This month Internal Medicine News published an article entitled “Mesothelioma Watch: Is Erionite the New Asbestos?” The article discussed the potential health hazards to people from the fibrous mineral found in parts of the Western United States. North Dakota’s Dunn County is particularly mentioned due to new studies showing airborne levels or erionite that are equal, or exceed, levels found in Boyali, Turkey where there is reported to be a 6.25% mesothelioma-related mortality rate.
According to the North Dakota Department of Health (NDDoH), “Some properties of erionite are similar to the properties of asbestos; however, erionite is not currently regulated by the U.S. Environmental Protection Agency (EPA) as one of the six asbestos fibers.” The NDDoH goes on to report, “Like asbestos, erionite may pose health risks to those who breathe in the fibers. It appears to be associated with increased risks of fibrogenic lung disease, lung cancer and mesothelioma (a rare type of respiratory cancer usually related to asbestos exposure). Although toxic effects were documented in a study of three small villages in Turkey in the 1970s, there have been few studies of erionite in the United States.”

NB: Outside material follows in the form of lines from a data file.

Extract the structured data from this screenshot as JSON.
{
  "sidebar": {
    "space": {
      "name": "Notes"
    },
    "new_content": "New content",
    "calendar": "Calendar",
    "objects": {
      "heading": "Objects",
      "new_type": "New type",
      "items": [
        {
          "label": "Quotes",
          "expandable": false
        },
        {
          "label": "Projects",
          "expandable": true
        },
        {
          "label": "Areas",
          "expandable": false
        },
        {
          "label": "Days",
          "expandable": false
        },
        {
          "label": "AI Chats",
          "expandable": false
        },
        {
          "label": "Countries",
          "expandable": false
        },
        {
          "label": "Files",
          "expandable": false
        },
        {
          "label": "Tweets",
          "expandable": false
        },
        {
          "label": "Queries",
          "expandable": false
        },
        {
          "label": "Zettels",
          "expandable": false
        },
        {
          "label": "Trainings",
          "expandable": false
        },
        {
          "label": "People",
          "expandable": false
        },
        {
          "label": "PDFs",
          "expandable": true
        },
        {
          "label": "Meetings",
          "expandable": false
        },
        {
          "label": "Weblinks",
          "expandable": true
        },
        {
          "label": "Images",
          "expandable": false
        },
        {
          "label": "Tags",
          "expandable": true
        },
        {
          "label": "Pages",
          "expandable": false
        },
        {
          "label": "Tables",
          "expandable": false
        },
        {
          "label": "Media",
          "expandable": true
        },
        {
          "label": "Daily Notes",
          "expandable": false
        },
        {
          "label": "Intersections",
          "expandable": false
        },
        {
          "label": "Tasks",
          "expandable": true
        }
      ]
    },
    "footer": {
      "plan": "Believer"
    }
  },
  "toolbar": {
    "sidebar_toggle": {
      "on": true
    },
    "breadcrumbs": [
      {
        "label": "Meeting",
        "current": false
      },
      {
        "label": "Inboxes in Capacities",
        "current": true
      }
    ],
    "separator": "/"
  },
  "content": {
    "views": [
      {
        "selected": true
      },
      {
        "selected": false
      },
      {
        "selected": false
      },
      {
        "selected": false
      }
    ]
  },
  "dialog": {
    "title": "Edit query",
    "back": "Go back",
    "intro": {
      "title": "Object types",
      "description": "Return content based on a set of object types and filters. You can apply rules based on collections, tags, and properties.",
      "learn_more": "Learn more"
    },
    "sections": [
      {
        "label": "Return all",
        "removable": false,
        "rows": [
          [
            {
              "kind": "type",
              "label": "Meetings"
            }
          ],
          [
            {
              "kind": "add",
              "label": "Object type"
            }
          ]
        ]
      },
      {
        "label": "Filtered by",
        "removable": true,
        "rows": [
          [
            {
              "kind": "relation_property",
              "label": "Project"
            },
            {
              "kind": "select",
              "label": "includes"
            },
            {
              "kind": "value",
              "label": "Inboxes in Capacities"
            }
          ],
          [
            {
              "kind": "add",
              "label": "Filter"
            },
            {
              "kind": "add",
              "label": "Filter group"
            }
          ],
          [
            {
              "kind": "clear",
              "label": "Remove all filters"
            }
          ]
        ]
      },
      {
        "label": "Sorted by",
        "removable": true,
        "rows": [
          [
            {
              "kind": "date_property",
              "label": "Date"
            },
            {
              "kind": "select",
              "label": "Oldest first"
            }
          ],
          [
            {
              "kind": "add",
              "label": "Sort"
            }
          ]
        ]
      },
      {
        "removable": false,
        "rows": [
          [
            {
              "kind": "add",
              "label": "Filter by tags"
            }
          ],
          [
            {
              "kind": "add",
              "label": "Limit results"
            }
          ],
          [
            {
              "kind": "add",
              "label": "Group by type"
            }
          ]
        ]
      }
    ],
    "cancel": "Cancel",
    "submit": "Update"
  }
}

The erionite is of particular concern in places such as North Dakota because gravel containing the mineral has been mined over the past few decades and used to surface county roads, parking lots and other areas. In 2008, in the North Dakota town of Killdeer, a baseball field was even closed after erionite was found in gravel on the field.
One of the largest environmental testing laboratories specializing in erionite analysis is EMSL Analytical, Inc. “According to the NDDoH reducing exposure to erionite, due to its inherently toxic nature, is recommended,” reported Joe Frasca, Senior Vice President, Marketing at EMSL. “Testing gravel or air samples is the only way to know for sure if erionite is a potential health threat.”